Items from an interface collection:

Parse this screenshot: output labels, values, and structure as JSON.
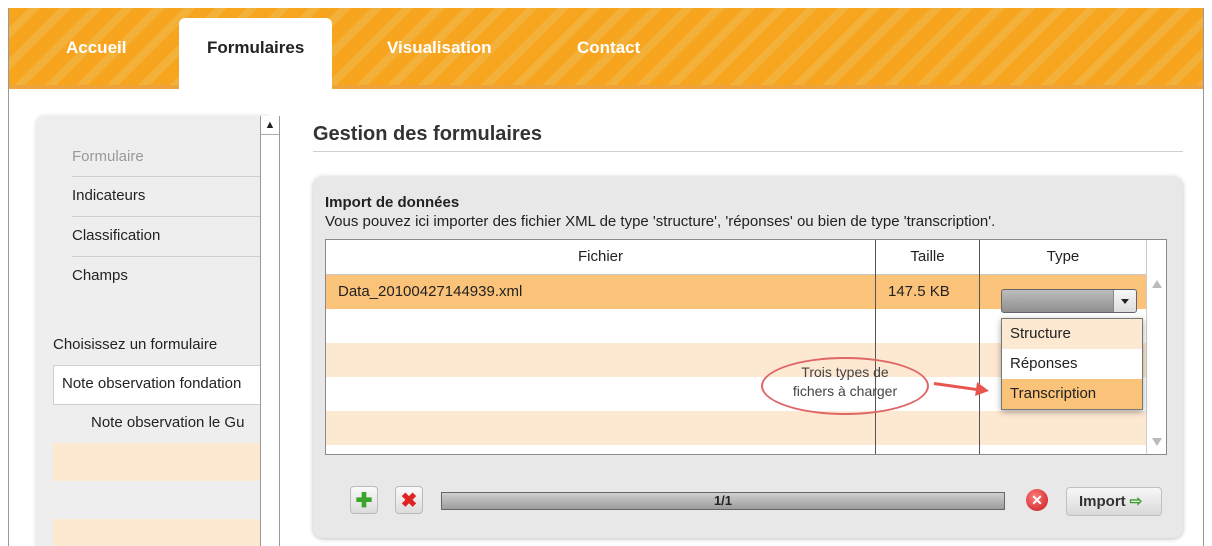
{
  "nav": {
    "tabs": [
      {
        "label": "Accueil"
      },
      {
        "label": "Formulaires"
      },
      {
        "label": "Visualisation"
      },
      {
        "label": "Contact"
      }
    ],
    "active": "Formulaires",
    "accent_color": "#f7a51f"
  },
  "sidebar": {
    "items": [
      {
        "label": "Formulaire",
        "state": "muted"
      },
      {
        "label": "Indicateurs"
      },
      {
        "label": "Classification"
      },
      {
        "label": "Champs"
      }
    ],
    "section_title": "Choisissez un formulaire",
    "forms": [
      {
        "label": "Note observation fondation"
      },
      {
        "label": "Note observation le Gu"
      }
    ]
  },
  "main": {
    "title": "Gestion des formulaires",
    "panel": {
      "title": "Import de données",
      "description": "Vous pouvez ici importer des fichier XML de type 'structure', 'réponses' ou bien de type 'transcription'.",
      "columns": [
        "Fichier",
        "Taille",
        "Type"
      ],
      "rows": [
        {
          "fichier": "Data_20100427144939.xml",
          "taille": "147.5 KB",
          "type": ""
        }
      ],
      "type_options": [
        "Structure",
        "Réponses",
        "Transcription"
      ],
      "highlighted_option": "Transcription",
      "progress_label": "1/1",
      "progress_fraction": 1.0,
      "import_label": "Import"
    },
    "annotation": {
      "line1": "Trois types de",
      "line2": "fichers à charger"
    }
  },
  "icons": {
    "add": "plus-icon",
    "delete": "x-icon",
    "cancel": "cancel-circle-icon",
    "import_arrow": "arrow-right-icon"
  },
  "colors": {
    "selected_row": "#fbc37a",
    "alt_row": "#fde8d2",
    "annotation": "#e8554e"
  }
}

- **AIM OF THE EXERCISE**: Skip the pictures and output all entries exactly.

- **PROBLEM SOLUTION**:
Parse this screenshot: output labels, values, and structure as JSON.
{
  "nav": {
    "tabs": [
      {
        "label": "Accueil"
      },
      {
        "label": "Formulaires"
      },
      {
        "label": "Visualisation"
      },
      {
        "label": "Contact"
      }
    ],
    "active": "Formulaires",
    "accent_color": "#f7a51f"
  },
  "sidebar": {
    "items": [
      {
        "label": "Formulaire",
        "state": "muted"
      },
      {
        "label": "Indicateurs"
      },
      {
        "label": "Classification"
      },
      {
        "label": "Champs"
      }
    ],
    "section_title": "Choisissez un formulaire",
    "forms": [
      {
        "label": "Note observation fondation"
      },
      {
        "label": "Note observation le Gu"
      }
    ]
  },
  "main": {
    "title": "Gestion des formulaires",
    "panel": {
      "title": "Import de données",
      "description": "Vous pouvez ici importer des fichier XML de type 'structure', 'réponses' ou bien de type 'transcription'.",
      "columns": [
        "Fichier",
        "Taille",
        "Type"
      ],
      "rows": [
        {
          "fichier": "Data_20100427144939.xml",
          "taille": "147.5 KB",
          "type": ""
        }
      ],
      "type_options": [
        "Structure",
        "Réponses",
        "Transcription"
      ],
      "highlighted_option": "Transcription",
      "progress_label": "1/1",
      "progress_fraction": 1.0,
      "import_label": "Import"
    },
    "annotation": {
      "line1": "Trois types de",
      "line2": "fichers à charger"
    }
  },
  "icons": {
    "add": "plus-icon",
    "delete": "x-icon",
    "cancel": "cancel-circle-icon",
    "import_arrow": "arrow-right-icon"
  },
  "colors": {
    "selected_row": "#fbc37a",
    "alt_row": "#fde8d2",
    "annotation": "#e8554e"
  }
}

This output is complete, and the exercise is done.